[Directions for this task] Reproduce every record exactly as written.

=== Begin Enclosure ===

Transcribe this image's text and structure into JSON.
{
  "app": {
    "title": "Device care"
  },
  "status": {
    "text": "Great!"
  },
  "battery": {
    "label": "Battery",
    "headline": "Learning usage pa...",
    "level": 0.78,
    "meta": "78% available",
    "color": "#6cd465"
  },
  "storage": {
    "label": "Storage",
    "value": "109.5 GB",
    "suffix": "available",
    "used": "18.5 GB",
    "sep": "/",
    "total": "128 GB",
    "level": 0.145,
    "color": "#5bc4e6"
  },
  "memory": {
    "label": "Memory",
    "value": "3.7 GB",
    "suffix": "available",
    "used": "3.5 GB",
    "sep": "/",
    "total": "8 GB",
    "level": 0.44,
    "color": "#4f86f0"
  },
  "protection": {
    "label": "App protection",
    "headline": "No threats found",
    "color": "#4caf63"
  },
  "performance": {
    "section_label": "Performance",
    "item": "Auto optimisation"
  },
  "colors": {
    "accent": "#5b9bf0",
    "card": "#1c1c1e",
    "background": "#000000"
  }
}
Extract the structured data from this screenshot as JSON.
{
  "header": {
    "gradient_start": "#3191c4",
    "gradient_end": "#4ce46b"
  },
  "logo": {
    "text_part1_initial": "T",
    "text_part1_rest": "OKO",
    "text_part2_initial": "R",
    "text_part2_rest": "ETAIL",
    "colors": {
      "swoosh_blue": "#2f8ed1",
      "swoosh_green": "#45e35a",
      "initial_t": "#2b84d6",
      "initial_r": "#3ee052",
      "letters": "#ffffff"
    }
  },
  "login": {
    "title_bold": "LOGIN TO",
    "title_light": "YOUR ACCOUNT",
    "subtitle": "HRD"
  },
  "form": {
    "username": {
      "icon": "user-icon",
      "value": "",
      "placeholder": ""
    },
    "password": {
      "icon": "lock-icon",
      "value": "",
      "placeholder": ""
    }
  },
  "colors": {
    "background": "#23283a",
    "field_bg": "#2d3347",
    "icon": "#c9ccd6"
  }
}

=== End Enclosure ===

[Solution for this problem]
Transcribe this image's text and structure into JSON.
{
  "app": {
    "title": "Device care"
  },
  "status": {
    "text": "Great!"
  },
  "battery": {
    "label": "Battery",
    "headline": "Learning usage pa...",
    "level": 0.78,
    "meta": "78% available",
    "color": "#6cd465"
  },
  "storage": {
    "label": "Storage",
    "value": "109.5 GB",
    "suffix": "available",
    "used": "18.5 GB",
    "sep": "/",
    "total": "128 GB",
    "level": 0.145,
    "color": "#5bc4e6"
  },
  "memory": {
    "label": "Memory",
    "value": "3.7 GB",
    "suffix": "available",
    "used": "3.5 GB",
    "sep": "/",
    "total": "8 GB",
    "level": 0.44,
    "color": "#4f86f0"
  },
  "protection": {
    "label": "App protection",
    "headline": "No threats found",
    "color": "#4caf63"
  },
  "performance": {
    "section_label": "Performance",
    "item": "Auto optimisation"
  },
  "colors": {
    "accent": "#5b9bf0",
    "card": "#1c1c1e",
    "background": "#000000"
  }
}
Extract the structured data from this screenshot as JSON.
{
  "header": {
    "gradient_start": "#3191c4",
    "gradient_end": "#4ce46b"
  },
  "logo": {
    "text_part1_initial": "T",
    "text_part1_rest": "OKO",
    "text_part2_initial": "R",
    "text_part2_rest": "ETAIL",
    "colors": {
      "swoosh_blue": "#2f8ed1",
      "swoosh_green": "#45e35a",
      "initial_t": "#2b84d6",
      "initial_r": "#3ee052",
      "letters": "#ffffff"
    }
  },
  "login": {
    "title_bold": "LOGIN TO",
    "title_light": "YOUR ACCOUNT",
    "subtitle": "HRD"
  },
  "form": {
    "username": {
      "icon": "user-icon",
      "value": "",
      "placeholder": ""
    },
    "password": {
      "icon": "lock-icon",
      "value": "",
      "placeholder": ""
    }
  },
  "colors": {
    "background": "#23283a",
    "field_bg": "#2d3347",
    "icon": "#c9ccd6"
  }
}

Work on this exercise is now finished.